nothing for the market. She emphasised that the people who would
influence the negotiations were not in favour of Poland joining
an unreformed CAP: they wanted the CAP reformed as soon as possible.
She was confident that reform would come about "not for the
sake of Poland...but for the internal needs of the EU" (Q
39). She said the Polish government was already pursuing the policy
recommended in Agenda 2000 of supporting rural development
and the agricultural infrastructure so as to allow the decrease
of employment in the agriculture sector without increasing unemployment
overall.
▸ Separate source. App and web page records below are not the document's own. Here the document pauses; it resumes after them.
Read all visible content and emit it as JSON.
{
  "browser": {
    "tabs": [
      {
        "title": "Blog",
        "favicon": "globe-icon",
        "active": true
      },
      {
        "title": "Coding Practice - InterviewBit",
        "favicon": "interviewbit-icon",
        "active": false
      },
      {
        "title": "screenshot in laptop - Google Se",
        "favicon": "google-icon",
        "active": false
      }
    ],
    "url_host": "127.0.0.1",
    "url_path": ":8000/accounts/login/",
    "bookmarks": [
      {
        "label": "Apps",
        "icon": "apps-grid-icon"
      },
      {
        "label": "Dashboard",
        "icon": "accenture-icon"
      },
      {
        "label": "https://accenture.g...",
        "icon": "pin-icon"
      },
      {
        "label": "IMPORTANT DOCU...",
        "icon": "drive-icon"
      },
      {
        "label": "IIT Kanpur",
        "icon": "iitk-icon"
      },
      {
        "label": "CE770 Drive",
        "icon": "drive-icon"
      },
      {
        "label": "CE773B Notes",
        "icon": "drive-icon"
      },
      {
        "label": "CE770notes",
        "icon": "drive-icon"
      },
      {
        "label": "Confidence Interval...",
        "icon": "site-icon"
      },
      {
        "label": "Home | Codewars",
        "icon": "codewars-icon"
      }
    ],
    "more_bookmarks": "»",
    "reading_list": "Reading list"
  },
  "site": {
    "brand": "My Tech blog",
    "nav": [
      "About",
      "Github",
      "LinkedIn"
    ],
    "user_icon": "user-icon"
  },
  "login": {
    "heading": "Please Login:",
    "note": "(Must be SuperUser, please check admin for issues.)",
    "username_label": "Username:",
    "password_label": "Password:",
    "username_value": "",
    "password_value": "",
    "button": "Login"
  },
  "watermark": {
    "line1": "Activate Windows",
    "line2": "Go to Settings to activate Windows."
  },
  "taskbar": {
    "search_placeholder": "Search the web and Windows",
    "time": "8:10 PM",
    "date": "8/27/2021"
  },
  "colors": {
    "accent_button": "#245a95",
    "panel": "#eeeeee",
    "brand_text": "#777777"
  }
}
She expected the continuing pressures from within the
EU and from the WTO negotiations to create a situation which would
be acceptable to both the EU and Poland (QQ 40-41).
(iii): The Community
Budget: net contributions and rebates
54. Mrs Liddell said
that the United Kingdom rebate was "written in stone and
we will insist that it remains written in stone" (Q 69).
Other witnesses took a different view. Dr von Ploetz told us that
it was part of the German coalition government agreement that
there should be "fair burden sharing" under the new
financial perspective. The German government accepted that it
would continue to be the biggest net contributor but it wanted
other prosperous countries to be making a similar contribution.
He went on to attack the idea of the juste retour which
he said did not exist and should not exist: "the simple taxpayer
cannot refuse to pay taxes only because he does not get back what
he paid in" (Q 126). Commissioner Liikanen had a more detached
perspective. He saw the British rebate arrangement as underlying
the problems with the national net budgetary contributions in
Germany, the Netherlands, Sweden and Austria. The British should
visit Bonn and the Netherlands to hear the remarks made there
on the British rebate which were "very elaborate and their
questions extremely justified" (Q 188). He expected countries
to want "a generalised correction system" but the Commission
had proposed not opening the rebate discussion until after enlargement
when it would be unavoidable (Q 150). He claimed that the German
net contribution which in past years had been about 60 per cent
of the net transfers was declining. It would be about 55 per cent
in 1997 and by 2006 would be down to between 40 and 45 per cent
55. Dr Ploetz regarded
EMU as likely to have a positive effect in that it would remove
"a certain attentisme of potential investors"
in participating countries (Q 121). He also saw the euro as assisting
the development of the full potential of the Single Market which
had already boosted trade among the EU countries enormously. He
said that the euro was already having an effect long before its
final adoption: low rates of inflation and low interest rates
were being achieved pointing to "a new culture of stability
which was largely attributable to the Maastricht Treaty"
(p 41). The Chairman of the European Parliament's Committee on
Foreign Affairs, Security and Defence Policy, Mr Spencer, took
a more agnostic view of the EMU effect. He saw EMU as "the
wild card" in the enlargement process. He thought it impossible
to know how enlargement and EMU would interrelate because "it
depends on the success or otherwise of EMU...and the impact of
that on the financial room for manoeuvre" (Q 263).
Within the European Commission, Erkki Liikanen has special responsibility,
among other things, for the Budget. Back